Final Synopsis: These olives are good, and I’m drunk.
Trader Joe’s Seriously Stuffed Peppers struck me as a particularly intriguing novelty when I stumbled on them the other day. Not only do they sound like something your industrious grandmother might prepare for Christmas dinner, but they look exactly like that too. Each jar is tiny and cute, topped with a bit of homely parchment rubber-banded around the lid. Inside the jar a dozen or so cherry peppers are packed to bursting with a whole olive, some garlic, and a caper or two. That seemed like it just might be delicious, so I picked it up.
What I wasn’t ready for was all the oil! Not unlike the dolmas I bought a while back, these tasty, European appetizers are somewhat ruined by the enormous amount of oil they’re packed in.
First the good stuff. These stuffed peppers are pretty dang tasty. Based on the smell alone, I was prepared for an intense blast of pickled flavor, or a blazing hot burst of heat. The reality is nothing of the sort – instead they’re mild, slightly bitter, slightly nutty, with a flavorful, zesty tail.
The bitterness comes from the cherry peppers, which don’t bring any heat, but only a mild taste and toothsome texture, with just a hint of bitterness that suggests they’ve been cooked slightly too long.

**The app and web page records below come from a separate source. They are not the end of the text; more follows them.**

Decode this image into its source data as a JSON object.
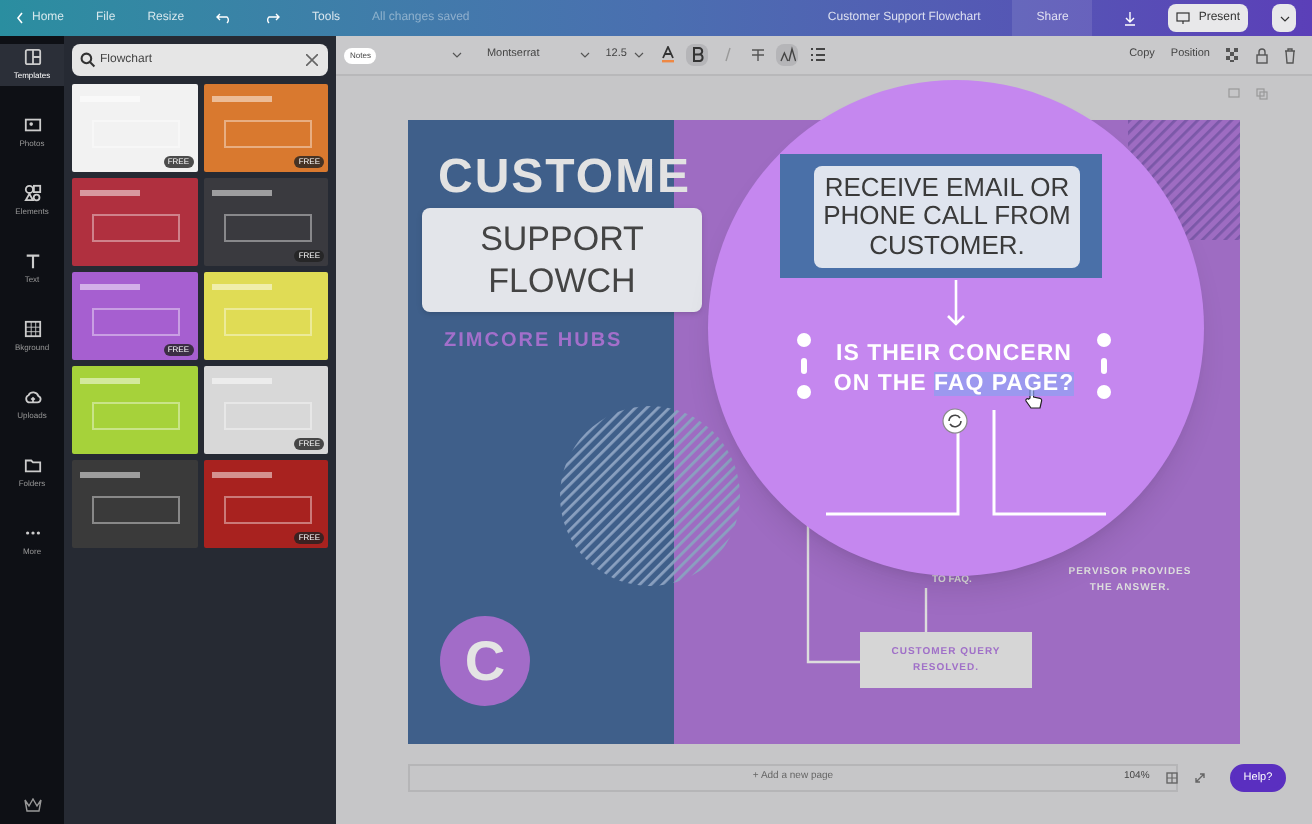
{
  "topbar": {
    "home": "Home",
    "menu": [
      "File",
      "Resize"
    ],
    "tools": "Tools",
    "save_status": "All changes saved",
    "doc_title": "Customer Support Flowchart",
    "share": "Share",
    "present": "Present"
  },
  "toolbar": {
    "notes": "Notes",
    "font": "Montserrat",
    "size": "12.5",
    "format": [
      {
        "kind": "color",
        "active": false
      },
      {
        "kind": "bold",
        "active": true
      },
      {
        "kind": "italic",
        "active": false
      },
      {
        "kind": "strike",
        "active": false
      },
      {
        "kind": "case",
        "active": true
      },
      {
        "kind": "list",
        "active": false
      }
    ],
    "copy": "Copy",
    "position": "Position"
  },
  "rail": [
    {
      "label": "Templates",
      "selected": true
    },
    {
      "label": "Photos",
      "selected": false
    },
    {
      "label": "Elements",
      "selected": false
    },
    {
      "label": "Text",
      "selected": false
    },
    {
      "label": "Bkground",
      "selected": false
    },
    {
      "label": "Uploads",
      "selected": false
    },
    {
      "label": "Folders",
      "selected": false
    },
    {
      "label": "More",
      "selected": false
    }
  ],
  "search": {
    "value": "Flowchart"
  },
  "templates": [
    {
      "color": "#f2f2f2",
      "free": "FREE"
    },
    {
      "color": "#d9792f",
      "free": "FREE"
    },
    {
      "color": "#b0303f"
    },
    {
      "color": "#3a3a3f",
      "free": "FREE"
    },
    {
      "color": "#a65fd0",
      "free": "FREE"
    },
    {
      "color": "#e0dc55"
    },
    {
      "color": "#a6d23a"
    },
    {
      "color": "#d8d8d8",
      "free": "FREE"
    },
    {
      "color": "#3a3a3a"
    },
    {
      "color": "#a8221f",
      "free": "FREE"
    }
  ],
  "design": {
    "title_top": "CUSTOME",
    "title_box": "SUPPORT FLOWCH",
    "subtitle": "ZIMCORE HUBS",
    "logo": "C",
    "step_faq": "TO FAQ.",
    "step_supervisor": "PERVISOR PROVIDES THE ANSWER.",
    "resolved": "CUSTOMER QUERY RESOLVED."
  },
  "magnifier": {
    "step_receive": "RECEIVE EMAIL OR PHONE CALL FROM CUSTOMER.",
    "question": [
      {
        "text": "IS THEIR CONCERN ON THE ",
        "highlighted": false
      },
      {
        "text": "FAQ PAGE?",
        "highlighted": true
      }
    ]
  },
  "bottom": {
    "add_page": "+ Add a new page",
    "zoom": "104%",
    "help": "Help?"
  }
}
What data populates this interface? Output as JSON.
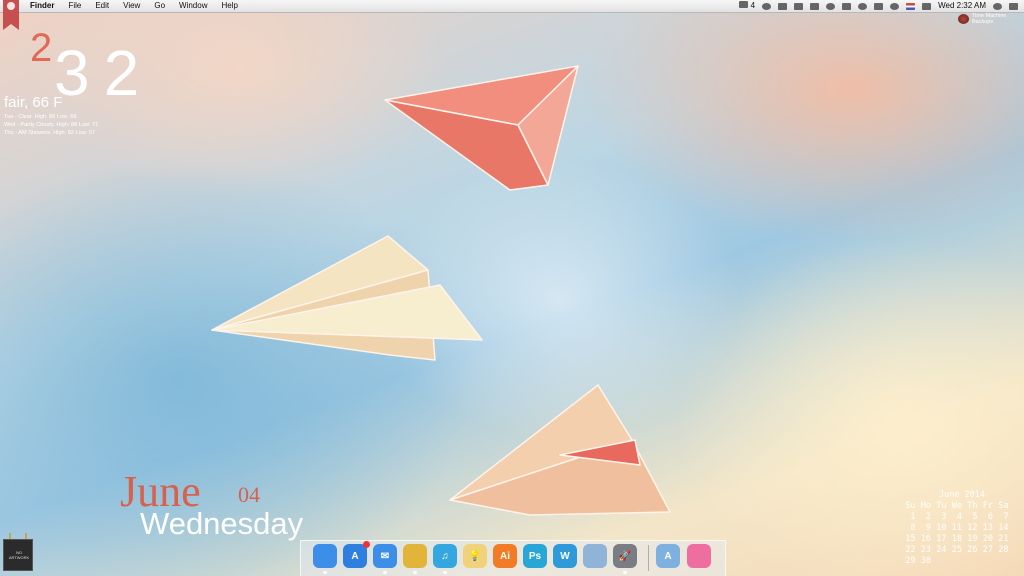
{
  "menubar": {
    "app_name": "Finder",
    "menus": [
      "File",
      "Edit",
      "View",
      "Go",
      "Window",
      "Help"
    ],
    "status_text": "4",
    "datetime": "Wed 2:32 AM"
  },
  "clock": {
    "hour": "2",
    "minutes": "32"
  },
  "weather": {
    "current": "fair, 66 F",
    "forecast": [
      "Tue - Clear. High: 86 Low: 66",
      "Wed - Partly Cloudy. High: 88 Low: 71",
      "Thu - AM Showers. High: 82 Low: 57"
    ]
  },
  "date_widget": {
    "month": "June",
    "day": "04",
    "weekday": "Wednesday"
  },
  "time_machine": {
    "label": "Time Machine Backups"
  },
  "album": {
    "text": "NO ARTWORK"
  },
  "calendar": {
    "title": "June 2014",
    "weekdays": [
      "Su",
      "Mo",
      "Tu",
      "We",
      "Th",
      "Fr",
      "Sa"
    ],
    "weeks": [
      [
        "1",
        "2",
        "3",
        "4",
        "5",
        "6",
        "7"
      ],
      [
        "8",
        "9",
        "10",
        "11",
        "12",
        "13",
        "14"
      ],
      [
        "15",
        "16",
        "17",
        "18",
        "19",
        "20",
        "21"
      ],
      [
        "22",
        "23",
        "24",
        "25",
        "26",
        "27",
        "28"
      ],
      [
        "29",
        "30",
        "",
        "",
        "",
        "",
        ""
      ]
    ]
  },
  "dock": {
    "apps": [
      {
        "name": "Finder",
        "glyph": "",
        "color": "#3d8ee8"
      },
      {
        "name": "App Store",
        "glyph": "A",
        "color": "#2f7fe0"
      },
      {
        "name": "Mail",
        "glyph": "✉",
        "color": "#3c8ee8"
      },
      {
        "name": "Chrome",
        "glyph": "",
        "color": "#e3b43a"
      },
      {
        "name": "iTunes",
        "glyph": "♫",
        "color": "#35a7e0"
      },
      {
        "name": "Tips",
        "glyph": "💡",
        "color": "#f0d27a"
      },
      {
        "name": "Illustrator",
        "glyph": "Ai",
        "color": "#f27c25"
      },
      {
        "name": "Photoshop",
        "glyph": "Ps",
        "color": "#2aa6d6"
      },
      {
        "name": "Word",
        "glyph": "W",
        "color": "#2f9ad9"
      },
      {
        "name": "Preview",
        "glyph": "",
        "color": "#8fb4d8"
      },
      {
        "name": "Launchpad",
        "glyph": "🚀",
        "color": "#7a7d83"
      },
      {
        "name": "Applications",
        "glyph": "A",
        "color": "#7eb0e0"
      },
      {
        "name": "Downloads",
        "glyph": "",
        "color": "#ef6ea0"
      }
    ]
  },
  "colors": {
    "accent": "#d8614e",
    "menubar": "#ececec"
  }
}
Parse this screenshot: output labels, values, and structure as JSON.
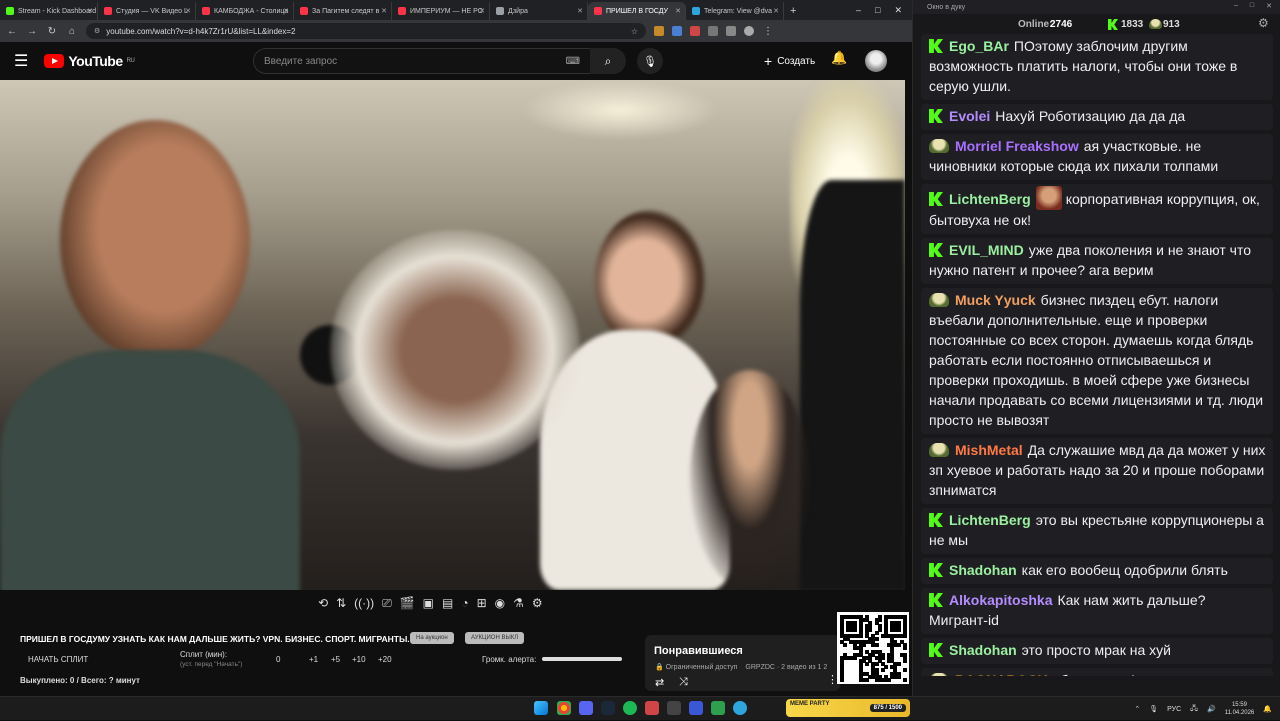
{
  "browser": {
    "tabs": [
      {
        "title": "Stream - Kick Dashboard",
        "color": "#53fc18"
      },
      {
        "title": "Студия — VK Видео L",
        "color": "#ff3347"
      },
      {
        "title": "КАМБОДЖА - Столица",
        "color": "#ff3347"
      },
      {
        "title": "За Пагитем следят в ",
        "color": "#ff3347"
      },
      {
        "title": "ИМПЕРИУМ — НЕ РС",
        "color": "#ff3347"
      },
      {
        "title": "Дзйра",
        "color": "#9aa0a6"
      },
      {
        "title": "ПРИШЕЛ В ГОСДУ",
        "color": "#ff3347",
        "active": true
      },
      {
        "title": "Telegram: View @dva",
        "color": "#2ea6dd"
      }
    ],
    "url": "youtube.com/watch?v=d-h4k7Zr1rU&list=LL&index=2",
    "new_tab": "+"
  },
  "youtube": {
    "logo_text": "YouTube",
    "logo_region": "RU",
    "search_placeholder": "Введите запрос",
    "create_label": "Создать"
  },
  "player": {
    "title": "ПРИШЕЛ В ГОСДУМУ УЗНАТЬ КАК НАМ ДАЛЬШЕ ЖИТЬ? VPN. БИЗНЕС. СПОРТ. МИГРАНТЫ.",
    "pill_1": "На аукцион",
    "pill_2": "АУКЦИОН ВЫКЛ",
    "start_split": "НАЧАТЬ СПЛИТ",
    "split_label": "Сплит (мин):",
    "split_hint": "(уст. перед \"Начать\")",
    "split_value": "0",
    "inc_1": "+1",
    "inc_5": "+5",
    "inc_10": "+10",
    "inc_20": "+20",
    "alert_volume": "Громк. алерта:",
    "bought": "Выкуплено: 0 / Всего: ? минут"
  },
  "liked": {
    "heading": "Понравившиеся",
    "access": "Ограниченный доступ",
    "owner": "GRPZDC · 2 видео из 1 2"
  },
  "chat": {
    "window_title": "Окно в дуку",
    "online_label": "Online:",
    "online_value": "2746",
    "kick_count": "1833",
    "other_count": "913",
    "messages": [
      {
        "badge": "K",
        "nick": "Ego_BAr",
        "color": "#9bf0a0",
        "text": "ПОэтому заблочим другим возможность платить налоги, чтобы они тоже в серую ушли."
      },
      {
        "badge": "K",
        "nick": "Evolei",
        "color": "#b58cff",
        "text": "Нахуй Роботизацию да да да"
      },
      {
        "badge": "P",
        "nick": "Morriel Freakshow",
        "color": "#a970ff",
        "text": "ая участковые. не чиновники которые сюда их пихали толпами"
      },
      {
        "badge": "K",
        "nick": "LichtenBerg",
        "color": "#9bf0a0",
        "emote": true,
        "text": "корпоративная коррупция, ок, бытовуха не ок!"
      },
      {
        "badge": "K",
        "nick": "EVIL_MIND",
        "color": "#9bf0a0",
        "text": "уже два поколения и не знают что нужно патент и прочее? ага верим"
      },
      {
        "badge": "P",
        "nick": "Muck Yyuck",
        "color": "#f0a060",
        "text": "бизнес пиздец ебут. налоги въебали дополнительные. еще и проверки постоянные со всех сторон. думаешь когда блядь работать если постоянно отписываешься и проверки проходишь. в моей сфере уже бизнесы начали продавать со всеми лицензиями и тд. люди просто не вывозят"
      },
      {
        "badge": "P",
        "nick": "MishMetal",
        "color": "#ff7a45",
        "text": "Да служашие мвд да да может у них зп хуевое и работать надо за 20 и проше поборами зпниматся"
      },
      {
        "badge": "K",
        "nick": "LichtenBerg",
        "color": "#9bf0a0",
        "text": "это вы крестьяне коррупционеры а не мы"
      },
      {
        "badge": "K",
        "nick": "Shadohan",
        "color": "#9bf0a0",
        "text": "как его вообещ одобрили блять"
      },
      {
        "badge": "K",
        "nick": "Alkokapitoshka",
        "color": "#b58cff",
        "text": "Как нам жить дальше? Мигрант-id"
      },
      {
        "badge": "K",
        "nick": "Shadohan",
        "color": "#9bf0a0",
        "text": "это просто мрак на хуй"
      },
      {
        "badge": "P",
        "nick": "RAGNAROCK",
        "color": "#ffb020",
        "text": "ебать ради Амиранчика столько суеты"
      }
    ]
  },
  "taskbar": {
    "lang": "РУС",
    "time": "15:59",
    "date": "11.04.2026",
    "meme_party": "MEME PARTY",
    "meme_counter": "875 / 1500"
  }
}
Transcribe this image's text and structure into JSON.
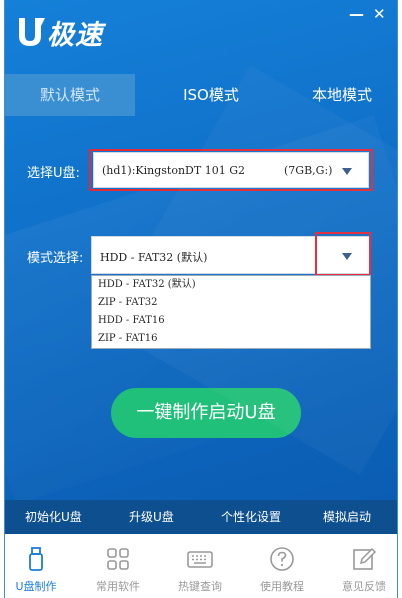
{
  "app": {
    "logo_text": "极速",
    "minimize_label": "—",
    "close_label": "✕"
  },
  "tabs": [
    {
      "label": "默认模式",
      "active": true
    },
    {
      "label": "ISO模式",
      "active": false
    },
    {
      "label": "本地模式",
      "active": false
    }
  ],
  "form": {
    "usb_label": "选择U盘:",
    "usb_value": "(hd1):KingstonDT 101 G2",
    "usb_size": "(7GB,G:)",
    "mode_label": "模式选择:",
    "mode_value": "HDD - FAT32 (默认)",
    "mode_options": [
      "HDD - FAT32 (默认)",
      "ZIP - FAT32",
      "HDD - FAT16",
      "ZIP - FAT16"
    ]
  },
  "start_button": "一键制作启动U盘",
  "footer_links": [
    "初始化U盘",
    "升级U盘",
    "个性化设置",
    "模拟启动"
  ],
  "bottom_nav": [
    {
      "label": "U盘制作",
      "icon": "usb-drive-icon",
      "active": true
    },
    {
      "label": "常用软件",
      "icon": "apps-grid-icon",
      "active": false
    },
    {
      "label": "热键查询",
      "icon": "keyboard-icon",
      "active": false
    },
    {
      "label": "使用教程",
      "icon": "help-icon",
      "active": false
    },
    {
      "label": "意见反馈",
      "icon": "feedback-edit-icon",
      "active": false
    }
  ],
  "colors": {
    "accent": "#1a7fd6",
    "start_button": "#21c07a",
    "highlight_box": "#e32a3b"
  }
}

Inside of these guys are the capers, olives and garlic. All three perform exactly how you’d expect – the olives and capers bring their salty, pungent taste and the garlic sneaks up behind you the moment you swallow to put a little bit of fire on the tongue. The result is very edible. Overall the stuffed peppers are much more mild than olives or capers are on their own, much more flavorful than garlic, and much more complex and interesting than simple cherry peppers. All together, they make for a nice little antipasta – perfect for throwing on the side of some pasta or lamb.
Almost perfect, I should say.
As nice as they are, I have a serious problem with how oily these peppers are. What I thought was a pickle brine at first glace, turns out to be sunflower oil – thick and viscous, with a slightly nutty taste and a smell that starts fills the room as soon as you open the jar. We are talking about a heavy, heavy oil here, and it coats the peppers in a permanent glaze. Drip, dab or wipe a pepper all you want, and it will still glisten with a fine oily sheen. I’m not kidding – my fingers are slipping all over the keyboard as I write this. My girlfriend as a jar of oil she uses on her air, a mixture of coconut oil, argan oil, and macadamia oil, that is less oily than the oil in this jar.
Evidence of the oil’s impact is visible in the nutrition facts – each 4 pepper serving contains only 60 calories, but 40 of those calories are from fat. That’s a huge amount of fat to cram into what are, otherwise, nothing but vegetables. The sunflower oil also imparts its own flavor on the peppers – imbuing the whole thing with a nuttiness that doesn’t fit in with the rest of the flavor profile.
I do like these stuffed peppers, and I’d love to snack down on them, but there really doesn’t seem to be a good way to do that. It’s tricky to fish the peppers out of the jar without them falling apart – trying to get the oil off of them without ruining their delicate construction is even harder. Leaving the oil on is always, an option, but the result is a big pool of oil on your plate or running down your finger. That’s not the end of the world, obviously, but it does limit how you eat and serve them.
Between the very pretty packaging and the beautifully stuffed peppers, this is dish looks wonderful in the jar sitting on your self. Unless you have a pressing need for antipasta, however, I’d recommend leaving them there.
Would I Recommend It: Not really – it’s okay, but not worth the hassle.
Woudl I Buy It Again: No, it’s much too oily for me.
Final Synopsis: Very nice as décor – not as good as food.